>PRWEB.COM Newswire
>PRWEB.COM Newswire(PRWEB UK) 14 June 2014

There is a non-invasive way of obtaining stem cells that has the potential for lifetime storage, by utilising a child's milk tooth after it has fallen out naturally. Although some companies advocate that the extraction of a wobbly tooth is best, specialist tooth cell bank BioEden says that providing you have a quality process, extraction is not a requirement. The tooth can be left to fall out naturally, meaning no distress for the child who may be a little worried about a trip to the dentist.

It is a fact that a blood supply must be actively working to preserve the stem cells. However, as this occurs naturally all the way to exfoliation, the intervention of dentists is not a requirement.

Teeth can be put into two categories: deciduous or permanent. Deciduous (milk) teeth are the ones that will fall out naturally over time, whereas permanent teeth are obviously the ones that won't. It is well documented that naturally shed milk teeth provide more and faster dividing cells that extracted milk teeth, something that BioEden have also found in their own laboratories. With naturally shed teeth the stem cells are being actively recruited to the place of remodelling and direct the remodelling process.

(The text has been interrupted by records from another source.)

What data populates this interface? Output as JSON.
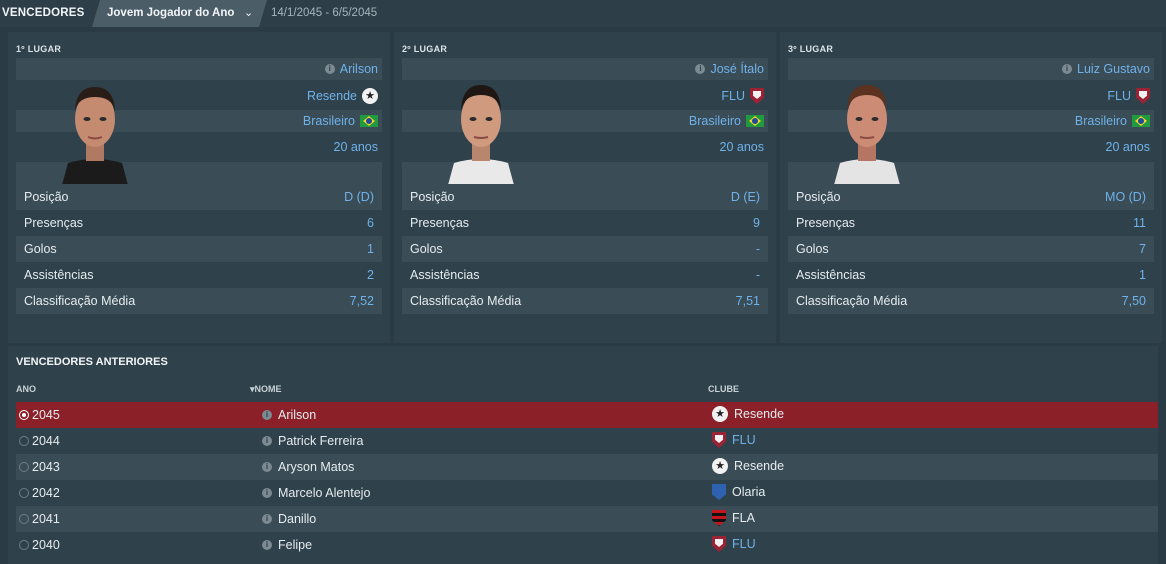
{
  "header": {
    "section": "VENCEDORES",
    "award": "Jovem Jogador do Ano",
    "dates": "14/1/2045 - 6/5/2045"
  },
  "podium": [
    {
      "place": "1º LUGAR",
      "name": "Arilson",
      "club": "Resende",
      "nationality": "Brasileiro",
      "age": "20 anos",
      "stats": [
        {
          "label": "Posição",
          "value": "D (D)"
        },
        {
          "label": "Presenças",
          "value": "6"
        },
        {
          "label": "Golos",
          "value": "1"
        },
        {
          "label": "Assistências",
          "value": "2"
        },
        {
          "label": "Classificação Média",
          "value": "7,52"
        }
      ]
    },
    {
      "place": "2º LUGAR",
      "name": "José Ítalo",
      "club": "FLU",
      "nationality": "Brasileiro",
      "age": "20 anos",
      "stats": [
        {
          "label": "Posição",
          "value": "D (E)"
        },
        {
          "label": "Presenças",
          "value": "9"
        },
        {
          "label": "Golos",
          "value": "-"
        },
        {
          "label": "Assistências",
          "value": "-"
        },
        {
          "label": "Classificação Média",
          "value": "7,51"
        }
      ]
    },
    {
      "place": "3º LUGAR",
      "name": "Luiz Gustavo",
      "club": "FLU",
      "nationality": "Brasileiro",
      "age": "20 anos",
      "stats": [
        {
          "label": "Posição",
          "value": "MO (D)"
        },
        {
          "label": "Presenças",
          "value": "11"
        },
        {
          "label": "Golos",
          "value": "7"
        },
        {
          "label": "Assistências",
          "value": "1"
        },
        {
          "label": "Classificação Média",
          "value": "7,50"
        }
      ]
    }
  ],
  "previous": {
    "title": "VENCEDORES ANTERIORES",
    "col_year": "ANO",
    "col_name": "NOME",
    "col_club": "CLUBE",
    "rows": [
      {
        "year": "2045",
        "name": "Arilson",
        "club": "Resende"
      },
      {
        "year": "2044",
        "name": "Patrick Ferreira",
        "club": "FLU"
      },
      {
        "year": "2043",
        "name": "Aryson Matos",
        "club": "Resende"
      },
      {
        "year": "2042",
        "name": "Marcelo Alentejo",
        "club": "Olaria"
      },
      {
        "year": "2041",
        "name": "Danillo",
        "club": "FLA"
      },
      {
        "year": "2040",
        "name": "Felipe",
        "club": "FLU"
      }
    ]
  }
}
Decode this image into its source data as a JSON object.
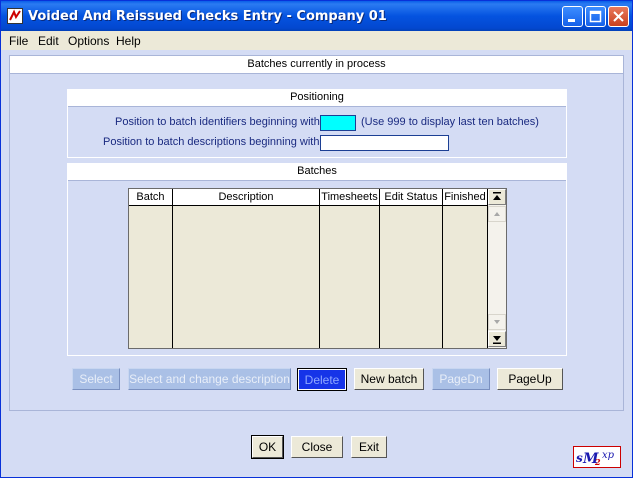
{
  "window": {
    "title": "Voided And Reissued Checks Entry - Company 01"
  },
  "menu": [
    "File",
    "Edit",
    "Options",
    "Help"
  ],
  "header": {
    "text": "Batches currently in process"
  },
  "positioning": {
    "heading": "Positioning",
    "batch_id_label": "Position to batch identifiers beginning with",
    "batch_id_value": "",
    "batch_id_hint": "(Use 999 to display last ten batches)",
    "desc_label": "Position to batch descriptions beginning with",
    "desc_value": ""
  },
  "batches": {
    "heading": "Batches",
    "columns": [
      "Batch",
      "Description",
      "Timesheets",
      "Edit Status",
      "Finished"
    ],
    "rows": []
  },
  "actions": {
    "select": "Select",
    "select_change": "Select and change description",
    "delete": "Delete",
    "new_batch": "New batch",
    "pagedn": "PageDn",
    "pageup": "PageUp"
  },
  "footer": {
    "ok": "OK",
    "close": "Close",
    "exit": "Exit"
  },
  "colors": {
    "background": "#D4DCF4",
    "titlebar": "#0453E0",
    "input_highlight": "#00FFFF",
    "delete_button": "#1634E8"
  },
  "icons": {
    "app": "app-icon",
    "minimize": "minimize-icon",
    "maximize": "maximize-icon",
    "close": "close-icon",
    "logo": "smz-logo"
  }
}
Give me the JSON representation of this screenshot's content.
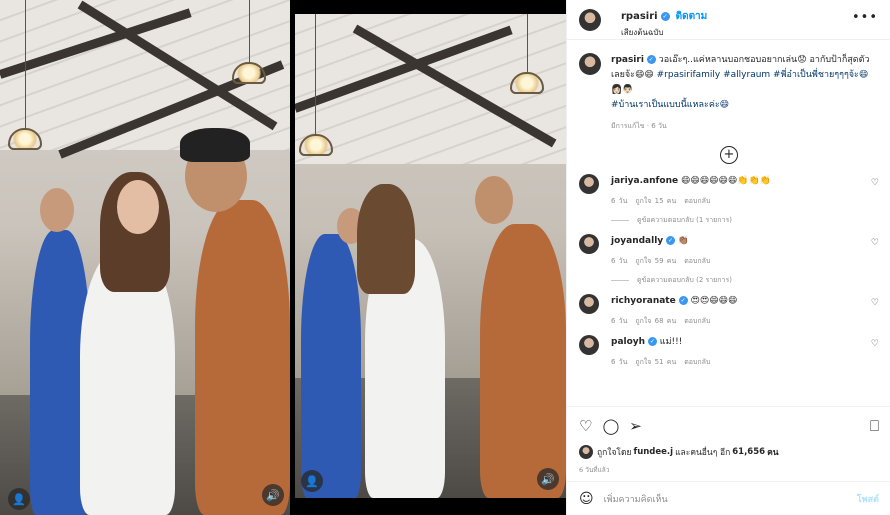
{
  "header": {
    "username": "rpasiri",
    "follow_label": "ติดตาม",
    "subtitle": "เสียงต้นฉบับ",
    "more_icon": "more-icon"
  },
  "caption": {
    "username": "rpasiri",
    "text": " วอเอ๊ะๆ..แค่หลานบอกชอบอยากเล่น😟 อากับป้าก็สุดตัวเลยจ้ะ😄😄 ",
    "tags1": "#rpasirifamily #allyraum #พี่อ๋าเป็นพี่ชายๆๆๆจ้ะ😄👩🏻👨🏻",
    "tags2": "#บ้านเราเป็นแบบนี้แหละค่ะ😄",
    "meta": "มีการแก้ไข · 6 วัน"
  },
  "comments": [
    {
      "username": "jariya.anfone",
      "text": " 😄😄😄😄😄😄👏👏👏",
      "time": "6 วัน",
      "likes": "ถูกใจ 15 คน",
      "reply": "ตอบกลับ",
      "replies": "ดูข้อความตอบกลับ (1 รายการ)",
      "verified": false
    },
    {
      "username": "joyandally",
      "text": " 👏🏽",
      "time": "6 วัน",
      "likes": "ถูกใจ 59 คน",
      "reply": "ตอบกลับ",
      "replies": "ดูข้อความตอบกลับ (2 รายการ)",
      "verified": true
    },
    {
      "username": "richyoranate",
      "text": " 😍😍😄😄😄",
      "time": "6 วัน",
      "likes": "ถูกใจ 68 คน",
      "reply": "ตอบกลับ",
      "replies": "",
      "verified": true
    },
    {
      "username": "paloyh",
      "text": " แม่!!!",
      "time": "6 วัน",
      "likes": "ถูกใจ 51 คน",
      "reply": "ตอบกลับ",
      "replies": "",
      "verified": true
    }
  ],
  "actions": {
    "liked_by": "ถูกใจโดย ",
    "liker": "fundee.j",
    "and_others": " และคนอื่นๆ อีก ",
    "like_count": "61,656",
    "unit": " คน",
    "time_ago": "6 วันที่แล้ว"
  },
  "add_comment": {
    "placeholder": "เพิ่มความคิดเห็น",
    "post_label": "โพสต์"
  },
  "colors": {
    "link": "#0095f6",
    "verified": "#3897f0",
    "muted": "#8e8e8e"
  }
}
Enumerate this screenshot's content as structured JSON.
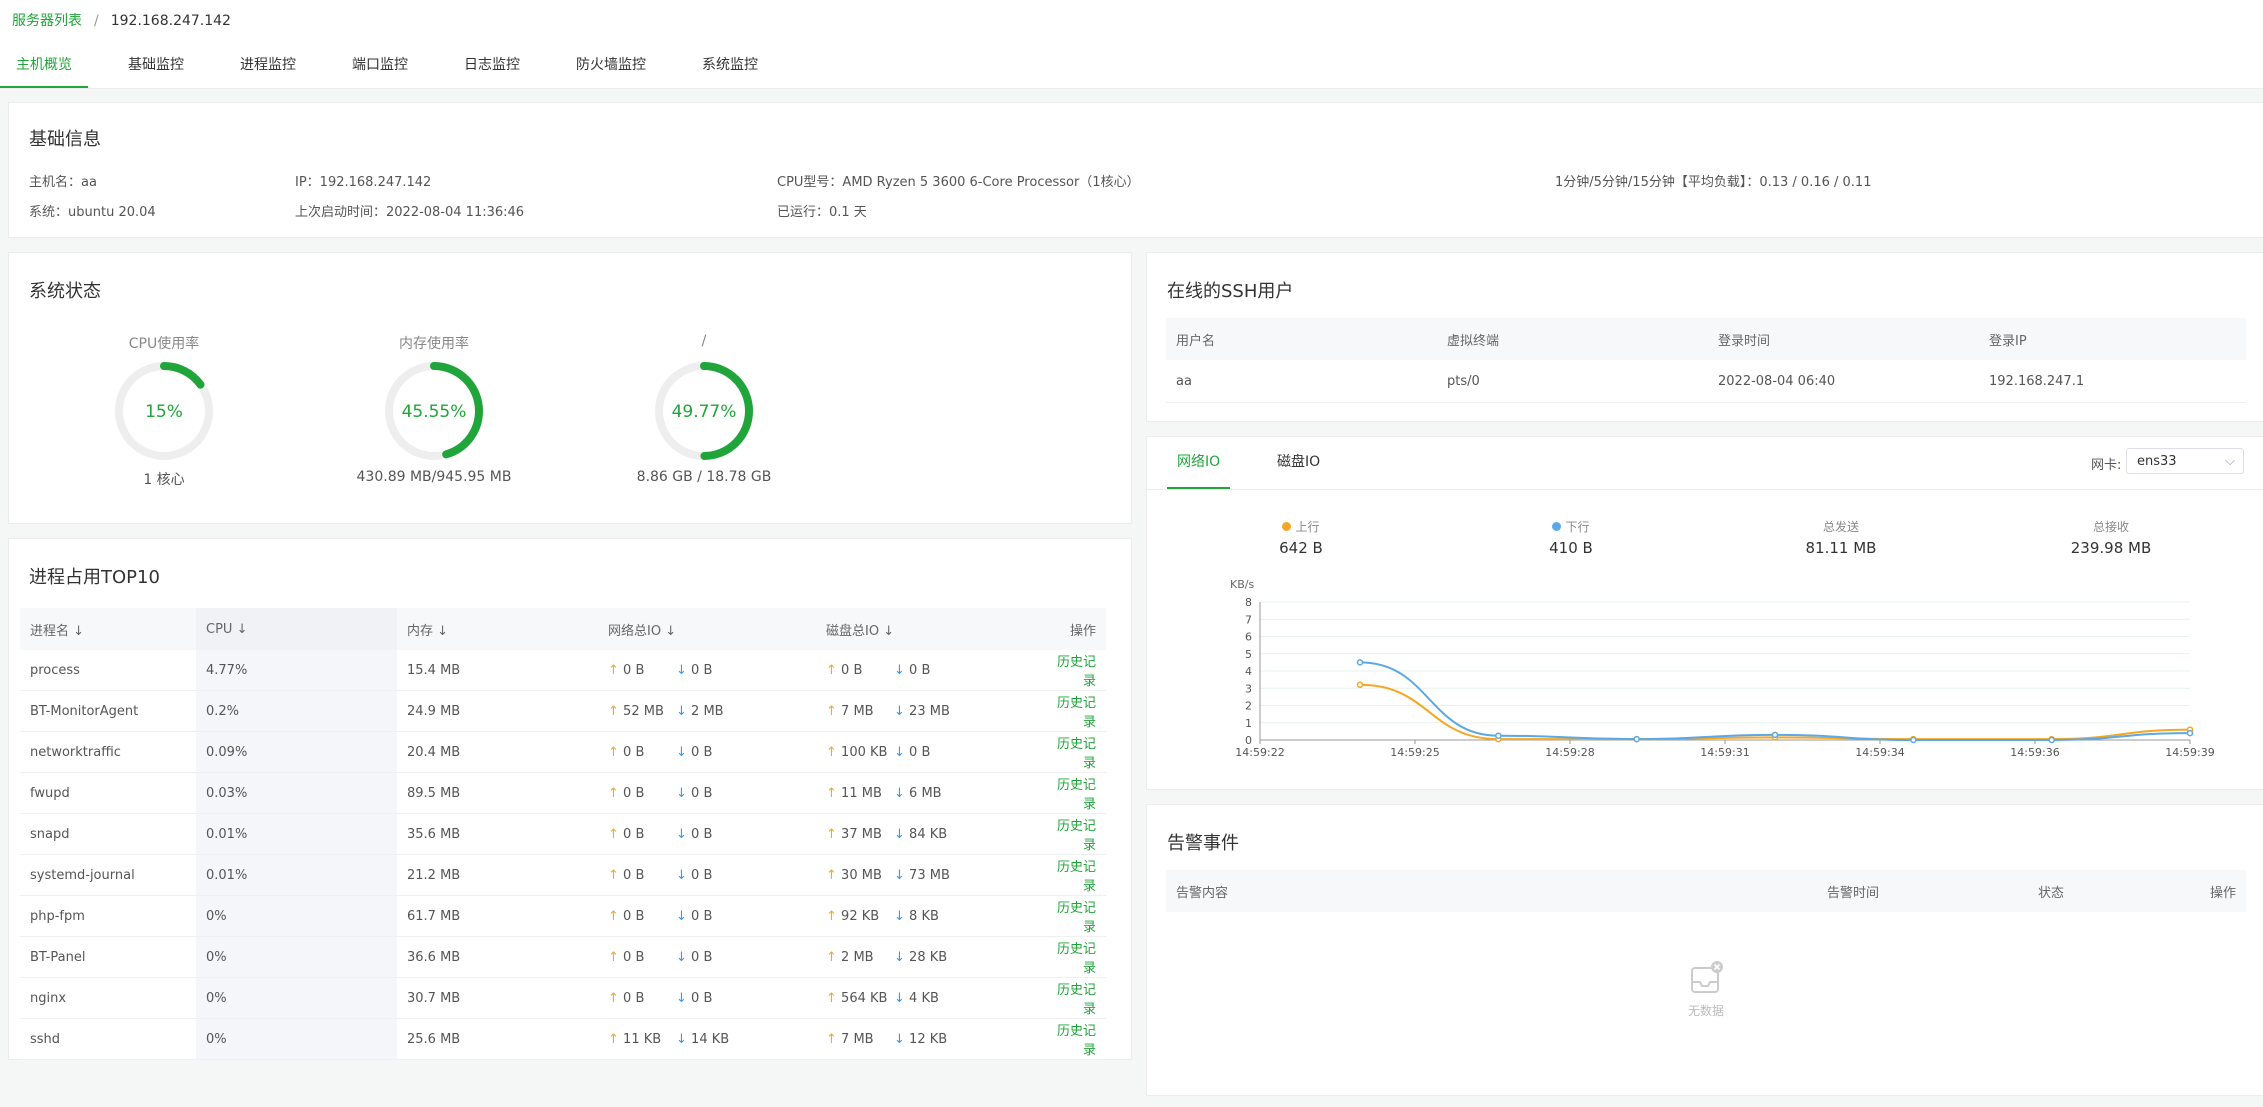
{
  "breadcrumb": {
    "root": "服务器列表",
    "sep": "/",
    "current": "192.168.247.142"
  },
  "tabs": [
    "主机概览",
    "基础监控",
    "进程监控",
    "端口监控",
    "日志监控",
    "防火墙监控",
    "系统监控"
  ],
  "basic": {
    "title": "基础信息",
    "hostname": "主机名：aa",
    "ip": "IP：192.168.247.142",
    "cpu_model": "CPU型号：AMD Ryzen 5 3600 6-Core Processor（1核心）",
    "load": "1分钟/5分钟/15分钟【平均负载】：0.13 / 0.16 / 0.11",
    "system": "系统：ubuntu 20.04",
    "boot": "上次启动时间：2022-08-04 11:36:46",
    "uptime": "已运行：0.1 天"
  },
  "status": {
    "title": "系统状态",
    "gauges": [
      {
        "label": "CPU使用率",
        "value_text": "15%",
        "fraction": 0.15,
        "sub": "1 核心"
      },
      {
        "label": "内存使用率",
        "value_text": "45.55%",
        "fraction": 0.4555,
        "sub": "430.89 MB/945.95 MB"
      },
      {
        "label": "/",
        "value_text": "49.77%",
        "fraction": 0.4977,
        "sub": "8.86 GB / 18.78 GB"
      }
    ],
    "colors": {
      "arc": "#20a53a",
      "track": "#eeeeee"
    }
  },
  "top10": {
    "title": "进程占用TOP10",
    "headers": [
      "进程名",
      "CPU",
      "内存",
      "网络总IO",
      "磁盘总IO",
      "操作"
    ],
    "rows": [
      {
        "name": "process",
        "cpu": "4.77%",
        "mem": "15.4 MB",
        "net_up": "0 B",
        "net_down": "0 B",
        "disk_up": "0 B",
        "disk_down": "0 B",
        "action": "历史记录"
      },
      {
        "name": "BT-MonitorAgent",
        "cpu": "0.2%",
        "mem": "24.9 MB",
        "net_up": "52 MB",
        "net_down": "2 MB",
        "disk_up": "7 MB",
        "disk_down": "23 MB",
        "action": "历史记录"
      },
      {
        "name": "networktraffic",
        "cpu": "0.09%",
        "mem": "20.4 MB",
        "net_up": "0 B",
        "net_down": "0 B",
        "disk_up": "100 KB",
        "disk_down": "0 B",
        "action": "历史记录"
      },
      {
        "name": "fwupd",
        "cpu": "0.03%",
        "mem": "89.5 MB",
        "net_up": "0 B",
        "net_down": "0 B",
        "disk_up": "11 MB",
        "disk_down": "6 MB",
        "action": "历史记录"
      },
      {
        "name": "snapd",
        "cpu": "0.01%",
        "mem": "35.6 MB",
        "net_up": "0 B",
        "net_down": "0 B",
        "disk_up": "37 MB",
        "disk_down": "84 KB",
        "action": "历史记录"
      },
      {
        "name": "systemd-journal",
        "cpu": "0.01%",
        "mem": "21.2 MB",
        "net_up": "0 B",
        "net_down": "0 B",
        "disk_up": "30 MB",
        "disk_down": "73 MB",
        "action": "历史记录"
      },
      {
        "name": "php-fpm",
        "cpu": "0%",
        "mem": "61.7 MB",
        "net_up": "0 B",
        "net_down": "0 B",
        "disk_up": "92 KB",
        "disk_down": "8 KB",
        "action": "历史记录"
      },
      {
        "name": "BT-Panel",
        "cpu": "0%",
        "mem": "36.6 MB",
        "net_up": "0 B",
        "net_down": "0 B",
        "disk_up": "2 MB",
        "disk_down": "28 KB",
        "action": "历史记录"
      },
      {
        "name": "nginx",
        "cpu": "0%",
        "mem": "30.7 MB",
        "net_up": "0 B",
        "net_down": "0 B",
        "disk_up": "564 KB",
        "disk_down": "4 KB",
        "action": "历史记录"
      },
      {
        "name": "sshd",
        "cpu": "0%",
        "mem": "25.6 MB",
        "net_up": "11 KB",
        "net_down": "14 KB",
        "disk_up": "7 MB",
        "disk_down": "12 KB",
        "action": "历史记录"
      }
    ]
  },
  "ssh": {
    "title": "在线的SSH用户",
    "headers": [
      "用户名",
      "虚拟终端",
      "登录时间",
      "登录IP"
    ],
    "rows": [
      {
        "user": "aa",
        "tty": "pts/0",
        "time": "2022-08-04 06:40",
        "ip": "192.168.247.1"
      }
    ]
  },
  "io": {
    "tabs": [
      "网络IO",
      "磁盘IO"
    ],
    "nic_label": "网卡:",
    "nic_value": "ens33",
    "stats": [
      {
        "label": "上行",
        "value": "642 B",
        "color": "#f5a623"
      },
      {
        "label": "下行",
        "value": "410 B",
        "color": "#5aa9e6"
      },
      {
        "label": "总发送",
        "value": "81.11 MB"
      },
      {
        "label": "总接收",
        "value": "239.98 MB"
      }
    ]
  },
  "chart_data": {
    "type": "line",
    "ylabel": "KB/s",
    "ylim": [
      0,
      8
    ],
    "yticks": [
      0,
      1,
      2,
      3,
      4,
      5,
      6,
      7,
      8
    ],
    "xticks": [
      "14:59:22",
      "14:59:25",
      "14:59:28",
      "14:59:31",
      "14:59:34",
      "14:59:36",
      "14:59:39"
    ],
    "x": [
      "14:59:24",
      "14:59:27",
      "14:59:30",
      "14:59:33",
      "14:59:36",
      "14:59:39",
      "14:59:39"
    ],
    "series": [
      {
        "name": "上行",
        "color": "#f5a623",
        "values": [
          3.2,
          0.05,
          0.05,
          0.15,
          0.05,
          0.05,
          0.6
        ]
      },
      {
        "name": "下行",
        "color": "#5aa9e6",
        "values": [
          4.5,
          0.25,
          0.05,
          0.3,
          0.0,
          0.0,
          0.4
        ]
      }
    ],
    "grid": true
  },
  "alerts": {
    "title": "告警事件",
    "headers": [
      "告警内容",
      "告警时间",
      "状态",
      "操作"
    ],
    "empty_text": "无数据"
  }
}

Some companies utilise a method of transporting a tooth to the lab in a transport solution which after a limited period of time would destroy the tooth cells. Therefore having a tooth extracted by a dentist would be the only way of getting the tooth delivered in time to avoid this problem. This method has been heavily criticised by parents and the media.

BioEden uses a superior method of transportation that means for up to 5 days the quality or quantity of the cells will not be affected. Although overnight delivery is recommended to minimise any delivery related delays, this process allows extra flexibility to accommodate the busy lifestyles of today's parents and avoids any moral concerns of removing a healthy tooth for money.

Source: J Endod 2011 http:/http://www.ncbi.nlm.nih.gov/pubmed/21689554 and http:/http://www.ncbi.nlm.nih.gov/pubmed/22674471

Read the full story at http://www.prweb.com/releases/2014/06/prweb11919038.htm